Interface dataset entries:

▬▬▬▬▬▬▬▬▬▬

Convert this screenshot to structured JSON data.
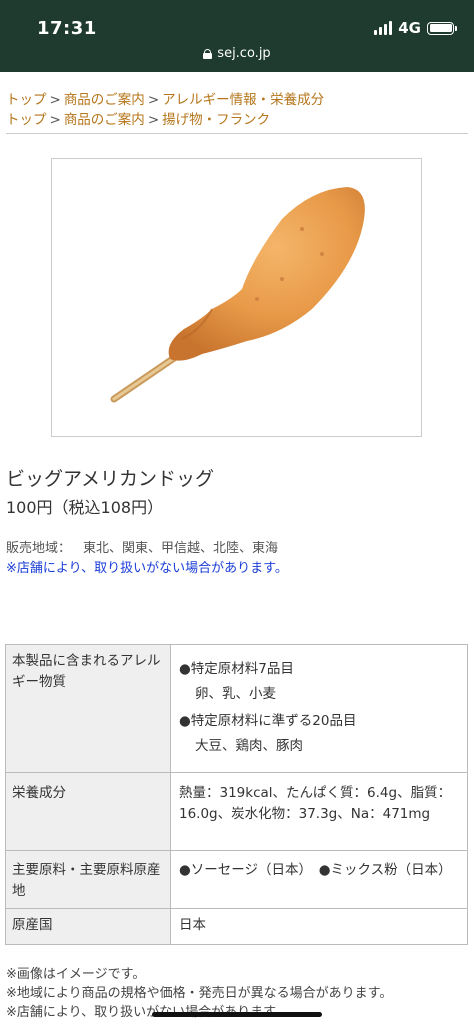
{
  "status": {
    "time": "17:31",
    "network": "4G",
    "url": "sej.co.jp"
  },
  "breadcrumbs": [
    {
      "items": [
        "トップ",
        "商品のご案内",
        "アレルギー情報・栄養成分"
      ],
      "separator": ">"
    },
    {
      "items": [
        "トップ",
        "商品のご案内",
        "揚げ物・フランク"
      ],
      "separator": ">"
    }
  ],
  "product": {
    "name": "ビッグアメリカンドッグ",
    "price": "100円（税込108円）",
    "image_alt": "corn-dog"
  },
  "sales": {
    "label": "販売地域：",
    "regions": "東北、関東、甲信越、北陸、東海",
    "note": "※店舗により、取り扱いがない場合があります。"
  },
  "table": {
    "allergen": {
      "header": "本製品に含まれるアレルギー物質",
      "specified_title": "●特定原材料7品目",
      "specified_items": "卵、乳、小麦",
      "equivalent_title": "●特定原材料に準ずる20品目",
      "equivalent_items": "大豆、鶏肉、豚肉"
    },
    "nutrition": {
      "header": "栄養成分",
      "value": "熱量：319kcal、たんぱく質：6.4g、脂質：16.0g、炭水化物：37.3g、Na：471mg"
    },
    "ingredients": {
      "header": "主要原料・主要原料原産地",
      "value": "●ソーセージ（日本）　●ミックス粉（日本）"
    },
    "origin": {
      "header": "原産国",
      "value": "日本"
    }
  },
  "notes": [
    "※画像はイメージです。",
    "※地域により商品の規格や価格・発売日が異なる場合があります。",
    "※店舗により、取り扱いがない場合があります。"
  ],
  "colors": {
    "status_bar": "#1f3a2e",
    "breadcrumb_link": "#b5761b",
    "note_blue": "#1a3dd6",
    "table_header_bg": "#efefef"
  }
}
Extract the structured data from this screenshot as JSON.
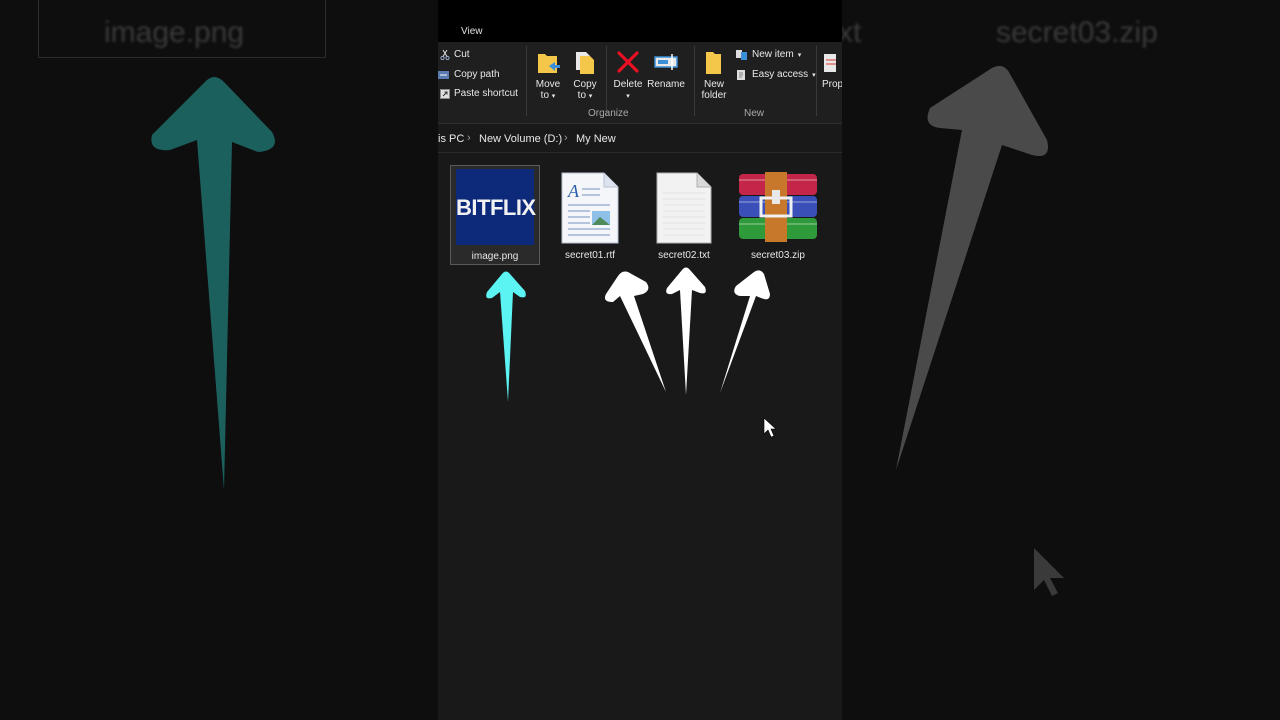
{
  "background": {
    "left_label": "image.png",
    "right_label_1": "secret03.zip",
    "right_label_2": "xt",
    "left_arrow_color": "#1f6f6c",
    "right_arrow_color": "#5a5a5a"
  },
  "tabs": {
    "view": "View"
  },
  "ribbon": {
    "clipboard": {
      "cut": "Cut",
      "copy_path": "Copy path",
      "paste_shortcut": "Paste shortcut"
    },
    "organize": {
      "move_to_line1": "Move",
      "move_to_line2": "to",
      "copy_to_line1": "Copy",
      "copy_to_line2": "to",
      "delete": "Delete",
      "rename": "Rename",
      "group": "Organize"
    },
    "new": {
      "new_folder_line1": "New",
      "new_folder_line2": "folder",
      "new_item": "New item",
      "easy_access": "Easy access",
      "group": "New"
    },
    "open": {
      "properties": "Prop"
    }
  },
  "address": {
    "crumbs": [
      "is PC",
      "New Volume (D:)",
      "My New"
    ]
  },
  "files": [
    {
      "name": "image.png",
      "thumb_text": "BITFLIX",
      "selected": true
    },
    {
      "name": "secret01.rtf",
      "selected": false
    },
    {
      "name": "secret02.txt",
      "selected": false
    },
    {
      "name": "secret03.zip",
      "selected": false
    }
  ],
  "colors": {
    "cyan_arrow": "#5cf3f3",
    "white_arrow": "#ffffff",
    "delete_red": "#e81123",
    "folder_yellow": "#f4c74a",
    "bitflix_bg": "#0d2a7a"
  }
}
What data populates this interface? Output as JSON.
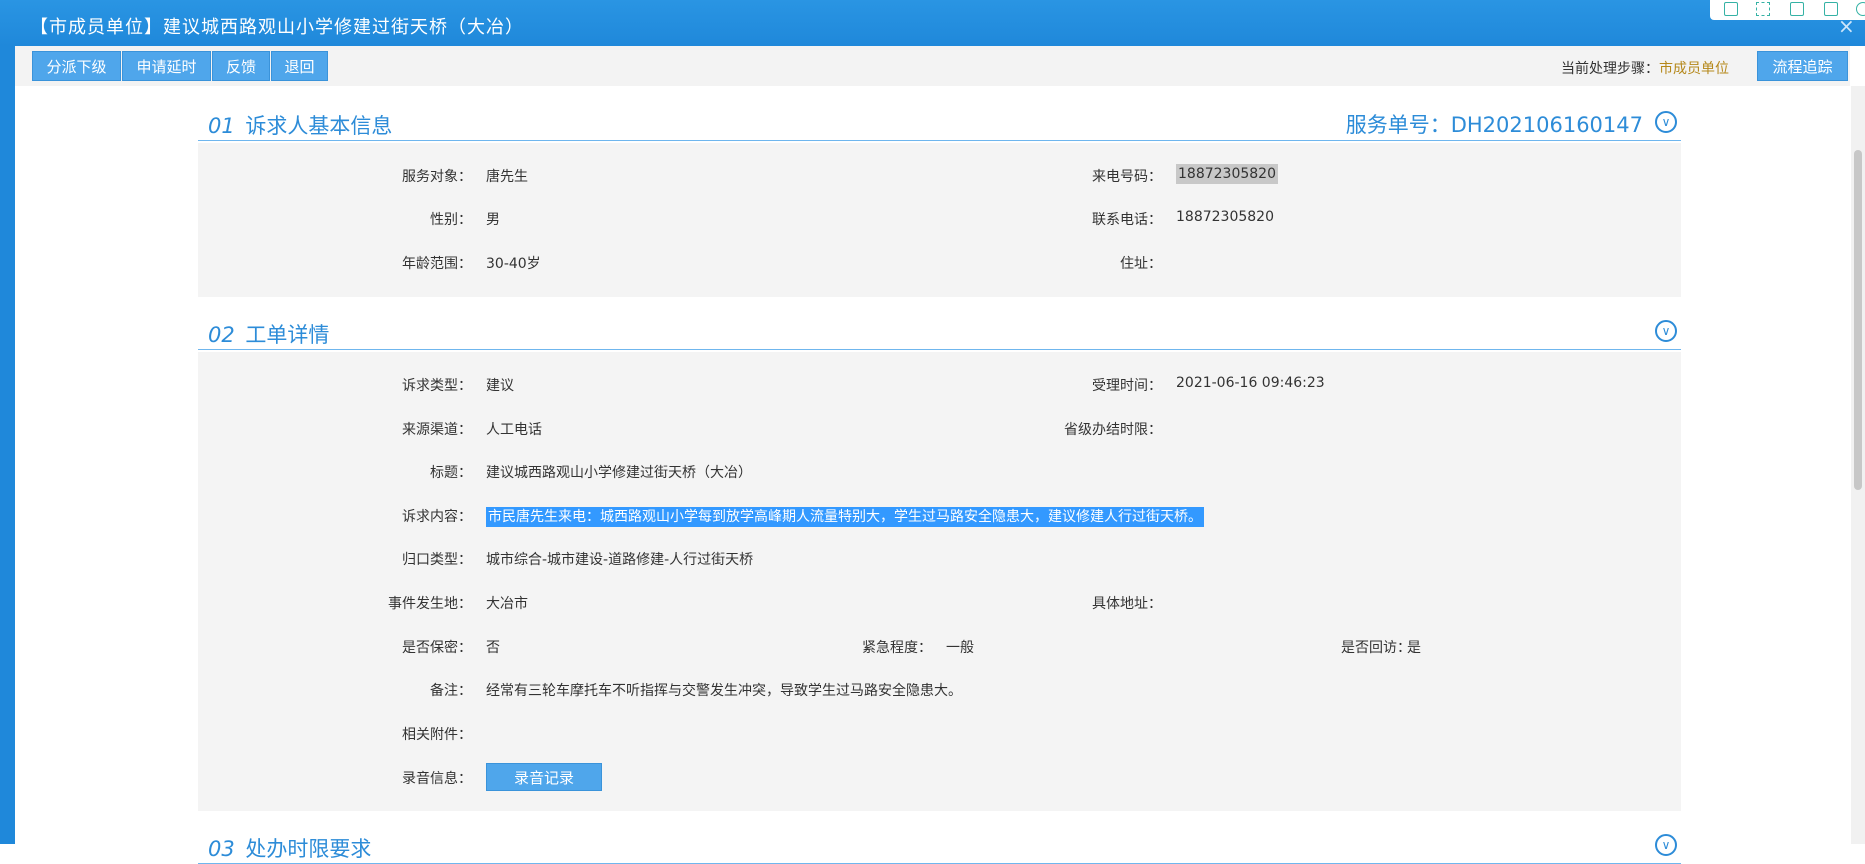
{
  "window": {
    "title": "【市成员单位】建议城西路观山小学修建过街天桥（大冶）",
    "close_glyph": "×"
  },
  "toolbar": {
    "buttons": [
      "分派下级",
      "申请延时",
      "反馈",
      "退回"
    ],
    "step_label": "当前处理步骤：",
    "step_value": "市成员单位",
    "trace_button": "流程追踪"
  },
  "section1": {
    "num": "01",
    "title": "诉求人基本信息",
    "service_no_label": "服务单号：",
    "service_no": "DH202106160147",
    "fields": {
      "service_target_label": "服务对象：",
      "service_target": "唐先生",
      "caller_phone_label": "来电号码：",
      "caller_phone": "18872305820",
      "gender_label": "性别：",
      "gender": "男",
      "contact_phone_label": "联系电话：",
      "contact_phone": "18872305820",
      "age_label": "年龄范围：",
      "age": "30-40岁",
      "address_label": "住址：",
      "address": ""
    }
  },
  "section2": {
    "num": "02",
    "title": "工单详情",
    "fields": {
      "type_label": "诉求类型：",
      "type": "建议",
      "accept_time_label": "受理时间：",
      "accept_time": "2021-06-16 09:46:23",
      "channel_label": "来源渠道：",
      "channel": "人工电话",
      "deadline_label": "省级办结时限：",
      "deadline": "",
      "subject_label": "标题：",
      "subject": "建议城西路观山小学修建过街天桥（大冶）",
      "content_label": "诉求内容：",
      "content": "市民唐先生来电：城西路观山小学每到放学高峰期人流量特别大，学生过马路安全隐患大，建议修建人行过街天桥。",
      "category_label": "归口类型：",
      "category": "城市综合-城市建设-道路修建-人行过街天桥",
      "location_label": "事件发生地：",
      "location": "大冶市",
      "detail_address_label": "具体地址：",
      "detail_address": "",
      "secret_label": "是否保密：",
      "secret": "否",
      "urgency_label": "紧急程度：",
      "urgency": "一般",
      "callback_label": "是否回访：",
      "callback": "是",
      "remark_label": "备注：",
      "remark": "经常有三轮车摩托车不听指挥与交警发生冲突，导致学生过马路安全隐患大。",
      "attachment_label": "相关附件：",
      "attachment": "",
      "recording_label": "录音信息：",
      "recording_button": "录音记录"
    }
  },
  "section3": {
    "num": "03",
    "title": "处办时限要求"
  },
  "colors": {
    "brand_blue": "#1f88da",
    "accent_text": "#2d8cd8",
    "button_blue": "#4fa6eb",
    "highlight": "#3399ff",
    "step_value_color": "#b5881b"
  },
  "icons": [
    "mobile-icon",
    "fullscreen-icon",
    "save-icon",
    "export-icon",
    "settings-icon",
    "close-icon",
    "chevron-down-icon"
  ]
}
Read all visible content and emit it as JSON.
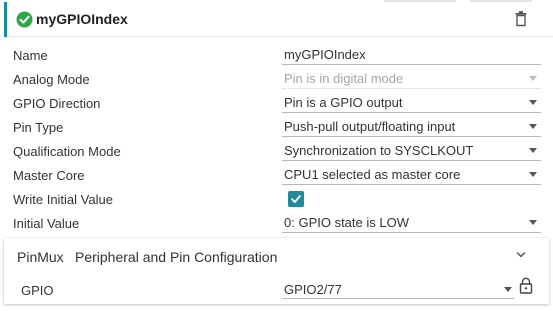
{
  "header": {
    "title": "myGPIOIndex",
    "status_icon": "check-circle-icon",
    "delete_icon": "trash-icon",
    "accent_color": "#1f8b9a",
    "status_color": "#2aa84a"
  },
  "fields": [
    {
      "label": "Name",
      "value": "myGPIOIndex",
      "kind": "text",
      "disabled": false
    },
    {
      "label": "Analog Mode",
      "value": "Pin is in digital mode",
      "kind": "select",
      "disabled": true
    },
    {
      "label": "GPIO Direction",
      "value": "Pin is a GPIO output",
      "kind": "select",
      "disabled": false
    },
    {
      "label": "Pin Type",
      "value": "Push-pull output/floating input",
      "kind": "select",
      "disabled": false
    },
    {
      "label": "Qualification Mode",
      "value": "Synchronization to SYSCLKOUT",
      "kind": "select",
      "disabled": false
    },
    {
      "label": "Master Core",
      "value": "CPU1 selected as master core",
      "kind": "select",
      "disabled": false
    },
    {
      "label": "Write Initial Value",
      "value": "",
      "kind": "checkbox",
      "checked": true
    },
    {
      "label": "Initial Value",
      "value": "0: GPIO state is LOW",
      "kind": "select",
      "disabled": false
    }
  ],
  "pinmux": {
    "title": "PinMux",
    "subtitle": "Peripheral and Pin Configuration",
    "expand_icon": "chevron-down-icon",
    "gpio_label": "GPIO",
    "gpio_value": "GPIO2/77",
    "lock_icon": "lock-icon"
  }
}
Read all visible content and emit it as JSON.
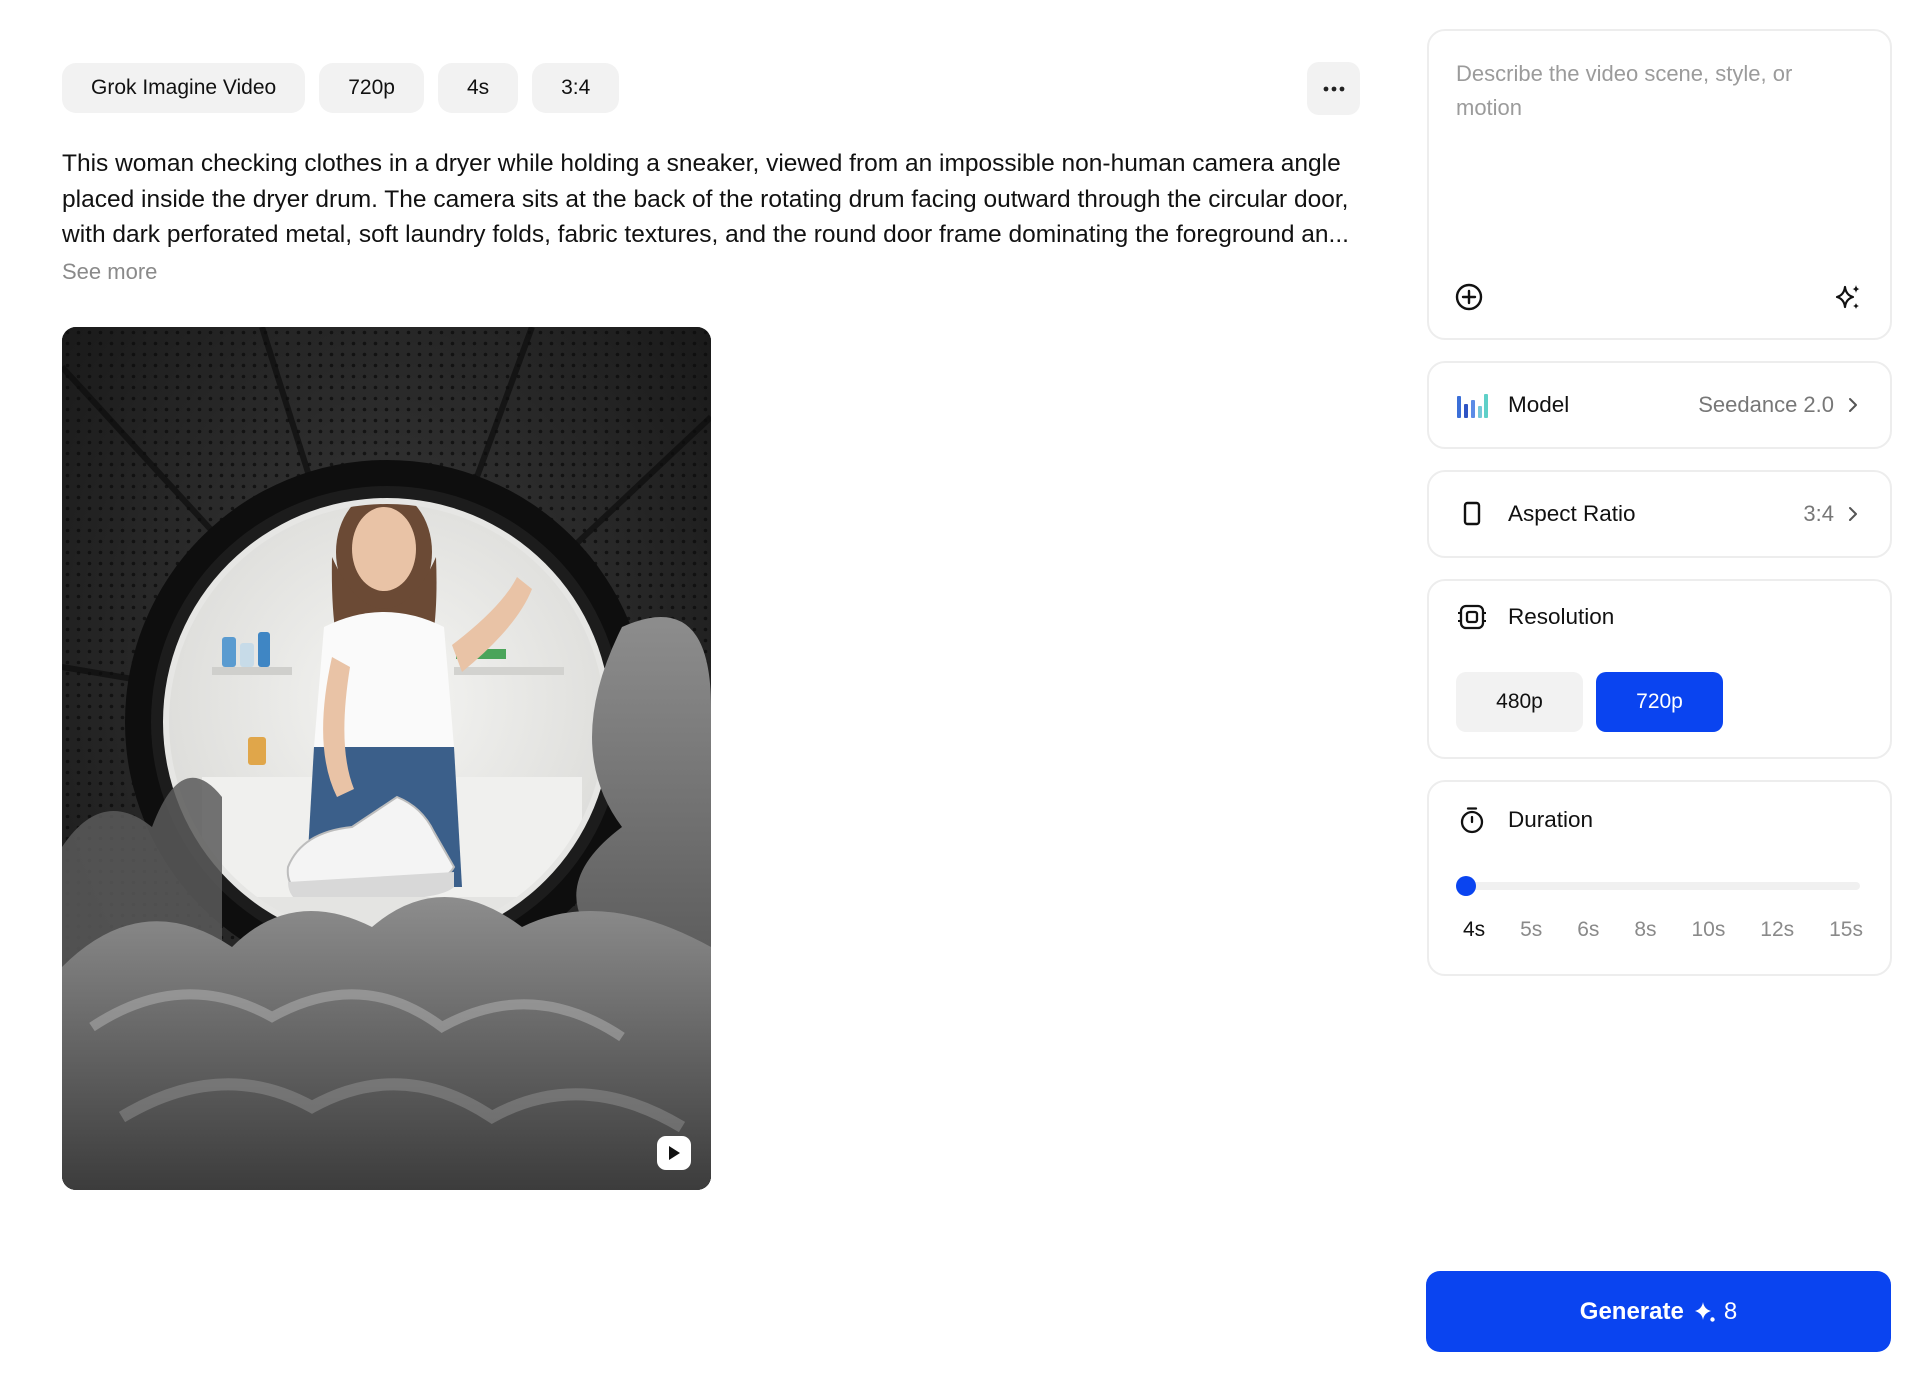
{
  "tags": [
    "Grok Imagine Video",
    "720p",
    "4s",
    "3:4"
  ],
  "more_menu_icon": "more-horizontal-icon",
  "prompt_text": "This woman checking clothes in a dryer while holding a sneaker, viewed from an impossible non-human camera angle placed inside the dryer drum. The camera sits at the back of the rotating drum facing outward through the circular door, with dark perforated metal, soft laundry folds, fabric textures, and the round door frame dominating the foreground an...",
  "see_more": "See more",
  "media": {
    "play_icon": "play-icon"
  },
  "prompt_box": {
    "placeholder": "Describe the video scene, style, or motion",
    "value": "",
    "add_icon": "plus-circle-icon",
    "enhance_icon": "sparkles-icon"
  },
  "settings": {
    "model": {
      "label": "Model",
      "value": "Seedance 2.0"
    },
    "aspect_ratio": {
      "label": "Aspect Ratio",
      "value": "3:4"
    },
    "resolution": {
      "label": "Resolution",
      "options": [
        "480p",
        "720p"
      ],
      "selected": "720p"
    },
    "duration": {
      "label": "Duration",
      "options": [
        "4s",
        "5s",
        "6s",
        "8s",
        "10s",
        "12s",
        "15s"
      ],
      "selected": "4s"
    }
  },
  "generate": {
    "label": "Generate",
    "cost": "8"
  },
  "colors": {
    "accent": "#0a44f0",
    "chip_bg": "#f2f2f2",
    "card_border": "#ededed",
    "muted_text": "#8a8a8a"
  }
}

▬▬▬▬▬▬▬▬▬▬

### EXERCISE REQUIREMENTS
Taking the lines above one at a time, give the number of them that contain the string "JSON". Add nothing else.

### SOLUTION TO THE EXERCISE
5